Fixed-term leases are convenient because rent increases can only come at the end of a lease, but sometimes, a one- or two-year rental can be somewhat inconvenient, especially a tenant is only going to be in an area for a limited period. In these circumstances, a month-to-month rental agreement really shines because these have a span of a single month and will renew perpetually until a renter or his or her landlord wishes the tenancy to end. In North Carolina, a month-to-month tenancy is perfect for those that need a little freedom or for landlords that only wish to rent for certain periods of the year.
North Carolina Requirements for a Month-to-month Lease Termination
When it comes to the notice period for ending a month-to-month tenancy, North Carolina is relatively unique. Unlike other states which typically have a 30- to 60-day notice period, North Carolina only has a seven-day requirement for notice (North Carolina General § 42-14). This notice period is for both the lessor and the lessee, so a relatively brief time period is required. Additionally, if the lease establishes shorter or longer notice requirements, then this is allowable by state law.
Raising the Rent in North Carolina

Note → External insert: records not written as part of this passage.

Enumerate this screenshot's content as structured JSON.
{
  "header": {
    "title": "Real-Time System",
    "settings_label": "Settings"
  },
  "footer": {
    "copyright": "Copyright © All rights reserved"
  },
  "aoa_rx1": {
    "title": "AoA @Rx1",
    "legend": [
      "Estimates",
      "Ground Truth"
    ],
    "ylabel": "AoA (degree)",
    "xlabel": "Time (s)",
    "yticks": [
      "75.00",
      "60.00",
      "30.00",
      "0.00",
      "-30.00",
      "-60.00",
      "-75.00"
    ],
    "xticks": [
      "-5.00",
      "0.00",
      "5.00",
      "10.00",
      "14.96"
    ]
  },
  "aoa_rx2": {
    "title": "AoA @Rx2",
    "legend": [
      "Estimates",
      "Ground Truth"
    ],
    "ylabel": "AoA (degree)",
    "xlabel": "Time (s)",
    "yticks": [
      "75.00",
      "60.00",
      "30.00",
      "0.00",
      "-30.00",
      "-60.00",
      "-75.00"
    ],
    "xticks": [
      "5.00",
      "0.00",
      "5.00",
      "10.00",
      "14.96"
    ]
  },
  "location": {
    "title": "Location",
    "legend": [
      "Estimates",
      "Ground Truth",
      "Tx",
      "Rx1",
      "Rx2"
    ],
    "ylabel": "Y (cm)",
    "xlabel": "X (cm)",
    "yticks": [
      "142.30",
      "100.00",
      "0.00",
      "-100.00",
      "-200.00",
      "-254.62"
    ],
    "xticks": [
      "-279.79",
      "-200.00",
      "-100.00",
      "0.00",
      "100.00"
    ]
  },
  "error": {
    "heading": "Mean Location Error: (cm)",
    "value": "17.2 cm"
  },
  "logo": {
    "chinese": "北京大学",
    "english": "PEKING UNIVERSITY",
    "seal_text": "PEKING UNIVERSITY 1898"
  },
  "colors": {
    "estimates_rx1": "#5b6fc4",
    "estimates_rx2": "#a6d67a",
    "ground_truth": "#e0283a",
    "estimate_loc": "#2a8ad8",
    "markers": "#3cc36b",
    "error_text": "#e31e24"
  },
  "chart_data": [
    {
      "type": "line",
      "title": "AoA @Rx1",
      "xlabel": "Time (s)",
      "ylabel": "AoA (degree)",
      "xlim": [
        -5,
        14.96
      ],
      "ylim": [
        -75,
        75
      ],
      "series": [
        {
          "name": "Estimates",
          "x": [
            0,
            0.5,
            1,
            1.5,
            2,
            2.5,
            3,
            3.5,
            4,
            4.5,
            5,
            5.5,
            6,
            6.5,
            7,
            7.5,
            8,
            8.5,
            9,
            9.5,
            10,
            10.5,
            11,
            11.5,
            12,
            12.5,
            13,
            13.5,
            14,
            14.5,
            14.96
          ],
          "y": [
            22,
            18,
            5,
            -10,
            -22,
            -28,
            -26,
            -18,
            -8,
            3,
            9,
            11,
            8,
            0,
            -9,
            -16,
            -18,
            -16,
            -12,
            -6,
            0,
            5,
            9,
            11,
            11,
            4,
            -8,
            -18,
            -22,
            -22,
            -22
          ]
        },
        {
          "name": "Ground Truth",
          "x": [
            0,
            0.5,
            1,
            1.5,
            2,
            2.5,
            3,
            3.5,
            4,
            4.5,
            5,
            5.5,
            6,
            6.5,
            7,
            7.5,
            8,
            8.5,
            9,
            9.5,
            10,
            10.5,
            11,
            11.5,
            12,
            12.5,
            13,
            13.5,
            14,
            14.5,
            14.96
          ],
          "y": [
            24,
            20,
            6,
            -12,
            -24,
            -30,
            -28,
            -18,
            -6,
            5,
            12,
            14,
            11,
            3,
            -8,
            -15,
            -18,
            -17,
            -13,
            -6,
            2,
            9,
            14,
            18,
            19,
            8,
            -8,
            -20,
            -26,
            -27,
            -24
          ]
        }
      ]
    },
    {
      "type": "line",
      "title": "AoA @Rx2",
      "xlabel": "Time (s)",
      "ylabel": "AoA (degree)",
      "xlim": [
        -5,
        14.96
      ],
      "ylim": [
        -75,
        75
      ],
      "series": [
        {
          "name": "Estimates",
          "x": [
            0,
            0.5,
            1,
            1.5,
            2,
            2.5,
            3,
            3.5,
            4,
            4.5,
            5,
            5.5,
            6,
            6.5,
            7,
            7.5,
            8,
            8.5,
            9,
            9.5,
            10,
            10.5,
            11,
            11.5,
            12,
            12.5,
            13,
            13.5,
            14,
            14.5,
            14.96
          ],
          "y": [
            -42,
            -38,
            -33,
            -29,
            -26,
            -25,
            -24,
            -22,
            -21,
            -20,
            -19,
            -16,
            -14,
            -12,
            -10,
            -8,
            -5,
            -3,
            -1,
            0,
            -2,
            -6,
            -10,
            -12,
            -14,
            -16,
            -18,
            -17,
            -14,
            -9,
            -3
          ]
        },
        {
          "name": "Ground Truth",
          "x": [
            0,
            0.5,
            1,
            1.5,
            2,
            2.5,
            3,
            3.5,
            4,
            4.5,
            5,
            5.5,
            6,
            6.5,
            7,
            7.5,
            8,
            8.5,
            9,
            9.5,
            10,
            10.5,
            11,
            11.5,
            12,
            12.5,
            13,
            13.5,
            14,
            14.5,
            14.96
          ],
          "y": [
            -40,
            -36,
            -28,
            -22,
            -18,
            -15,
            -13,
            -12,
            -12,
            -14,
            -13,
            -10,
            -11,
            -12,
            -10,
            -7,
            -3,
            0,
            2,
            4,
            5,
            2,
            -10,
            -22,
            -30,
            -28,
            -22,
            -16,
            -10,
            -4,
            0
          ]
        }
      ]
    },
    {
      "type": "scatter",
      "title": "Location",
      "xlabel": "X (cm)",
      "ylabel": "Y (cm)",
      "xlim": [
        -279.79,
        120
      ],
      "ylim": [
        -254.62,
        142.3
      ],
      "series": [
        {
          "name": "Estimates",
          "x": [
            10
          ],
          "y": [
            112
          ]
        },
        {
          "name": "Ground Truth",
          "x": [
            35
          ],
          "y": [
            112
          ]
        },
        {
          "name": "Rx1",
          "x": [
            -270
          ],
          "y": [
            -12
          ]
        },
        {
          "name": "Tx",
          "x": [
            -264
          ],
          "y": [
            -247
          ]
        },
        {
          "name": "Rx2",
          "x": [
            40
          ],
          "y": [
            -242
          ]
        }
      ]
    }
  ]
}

It’s important to note that since there are no rent-controlled communities in the state of North Carolina, a landlord may raise rents at his or her own discretion. Additionally, there’s no state-prescribed period in which a landlord must provide notice when intending to raise the rent or amend terms in a month-to-month agreement outside of the notice period in which the termination letter must be furnished. This means that a landlord may increase the rent of a unit for an at-will tenancy with a notice of seven days. This differs with a fixed-term lease since a landlord may not legally raise rents until a new lease term begins.